The first hurdle is getting people to understand that a local airport exists. Then you have to help them find it. Then they have to find your school. And finally, they have to get up the courage to walk through the door. This last step is harder than you might imagine. Aviation can be a closed society, with instructors in official uniforms milling about and students head-down in books before a lesson.
A flight school owner in California is trying to overcome some of these issues with technology. Trade Winds Aviation at the Reid-Hillview Airport (RHV) is using a virtual tour to help prospective students get comfortable with the school, learn the layout, and hopefully feel more confident about stopping in for a visit.
Owner Walter Gyger said he knows people research their buying decisions online. “It just felt to me like it was an excellent extension of what’s already there.” The tour is powered by Google’s Streetview Web application, and hosted by Trade Winds, so customers should be familiar with the operation. Users can pan, zoom, and move through the facilities quickly and easily. “The walk-through gives an impression of who we are and where we are. Lots of people on the website haven’t been to the airport or in a small airplane,” he said.
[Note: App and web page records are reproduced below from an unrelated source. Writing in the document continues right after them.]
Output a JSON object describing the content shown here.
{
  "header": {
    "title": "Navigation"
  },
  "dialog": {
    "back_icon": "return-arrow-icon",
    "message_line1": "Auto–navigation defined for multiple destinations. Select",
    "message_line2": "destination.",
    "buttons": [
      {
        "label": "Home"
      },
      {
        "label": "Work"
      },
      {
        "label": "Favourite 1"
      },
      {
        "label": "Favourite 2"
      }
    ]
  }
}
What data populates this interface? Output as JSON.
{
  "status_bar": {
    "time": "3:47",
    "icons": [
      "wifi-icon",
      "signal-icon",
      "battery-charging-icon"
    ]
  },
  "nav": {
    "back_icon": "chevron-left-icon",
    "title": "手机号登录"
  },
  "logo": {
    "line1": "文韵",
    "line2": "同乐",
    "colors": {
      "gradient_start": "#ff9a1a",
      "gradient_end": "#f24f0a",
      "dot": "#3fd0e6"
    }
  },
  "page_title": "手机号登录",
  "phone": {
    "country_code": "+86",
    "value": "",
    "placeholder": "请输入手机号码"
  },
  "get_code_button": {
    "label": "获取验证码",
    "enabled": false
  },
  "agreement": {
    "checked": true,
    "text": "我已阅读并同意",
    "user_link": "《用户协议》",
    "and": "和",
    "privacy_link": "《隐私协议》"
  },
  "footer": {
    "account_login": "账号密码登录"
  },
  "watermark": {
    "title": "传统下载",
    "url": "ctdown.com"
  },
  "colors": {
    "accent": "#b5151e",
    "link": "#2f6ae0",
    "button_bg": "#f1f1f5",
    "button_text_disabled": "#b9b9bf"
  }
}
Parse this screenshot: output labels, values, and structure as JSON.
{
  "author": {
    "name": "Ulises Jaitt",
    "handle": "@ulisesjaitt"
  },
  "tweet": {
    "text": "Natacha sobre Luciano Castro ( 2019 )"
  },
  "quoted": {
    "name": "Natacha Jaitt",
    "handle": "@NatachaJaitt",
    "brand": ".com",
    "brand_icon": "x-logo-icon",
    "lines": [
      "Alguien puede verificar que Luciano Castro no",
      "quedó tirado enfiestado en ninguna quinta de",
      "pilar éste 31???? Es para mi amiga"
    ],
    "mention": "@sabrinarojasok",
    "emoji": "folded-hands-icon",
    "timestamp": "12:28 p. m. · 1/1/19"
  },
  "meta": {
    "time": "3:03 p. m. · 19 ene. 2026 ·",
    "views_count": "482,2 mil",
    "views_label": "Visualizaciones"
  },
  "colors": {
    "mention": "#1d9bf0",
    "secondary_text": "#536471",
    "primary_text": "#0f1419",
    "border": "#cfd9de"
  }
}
Instead of photographing the building and trying to code the tour in-house, Gyger paid a contractor a flat rate to deliver a complete and finished package. It took a month or two and cost less than buying an advertisement in a local publication.
At an airport with five other flight schools, every edge helps. By catering to the local technically savvy customer base, Trade Winds has been able to give potential students a unique look at what’s to come, while making them feel good about their upcoming investment.
It’s also one of many strategies Gyger uses to keep a steady flow walking through the front door. He believes that a range of strategies is the best policy, from their virtual tour to business mixers, pancake breakfasts, brochures, and videos. Each speaks to different audiences in different ways. For those who aren't brash enough to stumble in without so much as an address, Gyger and Trade Winds are trying to make it easier to know before they go.